THE SUBJECT MATTER OF MAGIC AND MAGICIANS ENABLES THIS GUESSING GAME; THE AUDIENCE EXPECT TO BE DECEIVED.
Cutter repeats his initial speech at the end of the film although this time it ends differently. He exclaims: “you want to be fooled”. It is arguably a line that is not just for the characters but for the audience watching. So much so that Ann Heilmann, in her 2009 article "Doing It with Mirrors: Neo-Victorian Metatextual Magic in AFFINITY, THE PRESTIGE and THE ILLUSIONIST”, labels Nolan a “conjuror". “Like the audience of a stage magician”, Heilmann notes, “we know from the start that it is all an act but judge the quality of the performance by its ability to deceive and mystify us”. From these very first words we are being manipulated. It is Nolan’s desire to make the audience aware of his deception, allowing the film's unconventional narrative structure to thrive. It is a strategy that presents the film as incredibly self-aware. This self-awareness is where Nolan’s film becomes a reflexive piece. Throughout the short sequence, we are shown three timelines. Olson notes that through a “suspension of disbelief”, the audience put all three together, believing that Cutter’s narration is related to what we see on screen. Yet, as Joy summarises, THE PRESTIGE “will inevitably lead viewers to speculate about the ending in a manner that points towards the existence of a truth that extends beyond what is presented onscreen”. Therefore, the film would never satisfy everyone; its themes are complex and interwoven so elegantly that deciphering them demands more than a simple surface reading of the text.
Nolan presents a reality that is manipulated, one that until placed within the context of the whole film, does not make sense and, as Joy claims, “the film foregrounds its own narrative and visual composition through reflexive strategies that expose the sacrifice”. It is this “sacrifice” that the film narrative is based around. The opening shots of Angier’s drowning and the magic trick featuring the little girl play a significant role in the film to come. They are the embodiment of each magician's driving goal: Angier's desire to create the greatest magic trick known to man and Borden’s desire to care for his daughter. This knowledge, acquired by watching the ending of the film, adds a lot more depth to the beginning than initially thought, creating a narrative that is incredibly self-aware. The significance of these events creates a reflexive narrative. It is only upon repeat viewing that the beginning is truly understandable, subsequently bringing new meaning to Cutter’s opening narration. It becomes what Joy describes as the “source of meaning” instead of “the end towards which we are always arriving”. Nolan’s deliberate early use of an unconventional narrative structure, coupled with unreliable and ambiguous narration, is the cornerstone of not only the film, but each of the themes within.

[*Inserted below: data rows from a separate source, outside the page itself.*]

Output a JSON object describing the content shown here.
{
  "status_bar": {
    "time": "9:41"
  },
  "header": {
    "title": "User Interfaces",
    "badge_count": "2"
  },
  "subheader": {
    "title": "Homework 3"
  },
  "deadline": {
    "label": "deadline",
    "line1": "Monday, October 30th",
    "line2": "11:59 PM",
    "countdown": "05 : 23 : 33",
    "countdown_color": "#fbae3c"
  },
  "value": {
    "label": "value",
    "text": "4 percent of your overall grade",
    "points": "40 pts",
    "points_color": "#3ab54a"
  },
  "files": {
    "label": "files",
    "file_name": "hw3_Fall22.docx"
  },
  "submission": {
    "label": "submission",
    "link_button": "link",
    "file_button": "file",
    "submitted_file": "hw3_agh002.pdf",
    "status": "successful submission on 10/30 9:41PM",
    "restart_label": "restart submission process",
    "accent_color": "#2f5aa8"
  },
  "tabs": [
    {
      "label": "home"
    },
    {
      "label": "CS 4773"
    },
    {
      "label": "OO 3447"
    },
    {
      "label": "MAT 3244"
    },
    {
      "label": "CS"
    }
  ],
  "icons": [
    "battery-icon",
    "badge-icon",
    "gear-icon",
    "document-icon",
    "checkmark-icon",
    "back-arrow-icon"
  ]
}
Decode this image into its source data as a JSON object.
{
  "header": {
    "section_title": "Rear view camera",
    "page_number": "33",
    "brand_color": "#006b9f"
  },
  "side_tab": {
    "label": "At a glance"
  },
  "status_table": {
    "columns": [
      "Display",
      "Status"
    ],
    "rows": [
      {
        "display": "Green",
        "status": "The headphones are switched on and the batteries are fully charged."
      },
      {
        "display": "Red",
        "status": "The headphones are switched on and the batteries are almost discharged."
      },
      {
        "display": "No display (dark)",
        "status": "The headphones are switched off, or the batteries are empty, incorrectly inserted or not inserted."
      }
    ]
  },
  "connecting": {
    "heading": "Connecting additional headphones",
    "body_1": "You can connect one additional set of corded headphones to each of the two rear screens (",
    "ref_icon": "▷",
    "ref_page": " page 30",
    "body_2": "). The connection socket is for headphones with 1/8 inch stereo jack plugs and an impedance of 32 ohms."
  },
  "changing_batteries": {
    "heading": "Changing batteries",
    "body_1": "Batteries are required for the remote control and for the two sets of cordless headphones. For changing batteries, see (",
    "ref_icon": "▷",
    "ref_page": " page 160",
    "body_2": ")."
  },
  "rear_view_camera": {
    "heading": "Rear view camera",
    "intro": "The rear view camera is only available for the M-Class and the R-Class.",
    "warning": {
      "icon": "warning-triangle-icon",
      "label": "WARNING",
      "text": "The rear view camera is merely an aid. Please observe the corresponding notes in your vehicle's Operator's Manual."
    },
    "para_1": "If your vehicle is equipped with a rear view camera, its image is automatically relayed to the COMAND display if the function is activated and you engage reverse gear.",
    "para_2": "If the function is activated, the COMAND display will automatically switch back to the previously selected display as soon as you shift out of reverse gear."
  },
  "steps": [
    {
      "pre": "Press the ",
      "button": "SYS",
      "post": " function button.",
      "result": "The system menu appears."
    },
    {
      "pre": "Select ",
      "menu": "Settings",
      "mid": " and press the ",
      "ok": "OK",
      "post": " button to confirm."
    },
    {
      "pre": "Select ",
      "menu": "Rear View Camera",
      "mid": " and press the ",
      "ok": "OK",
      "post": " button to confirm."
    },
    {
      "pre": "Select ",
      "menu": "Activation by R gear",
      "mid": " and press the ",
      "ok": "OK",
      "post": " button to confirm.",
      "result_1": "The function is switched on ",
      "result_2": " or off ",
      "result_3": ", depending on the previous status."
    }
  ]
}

IT IS NOLAN'S DESIRE TO MAKE THE AUDIENCE AWARE OF HIS DECEPTION, ALLOWING THE FILM'S UNCONVENTIONAL NARRATIVE TO THRIVE.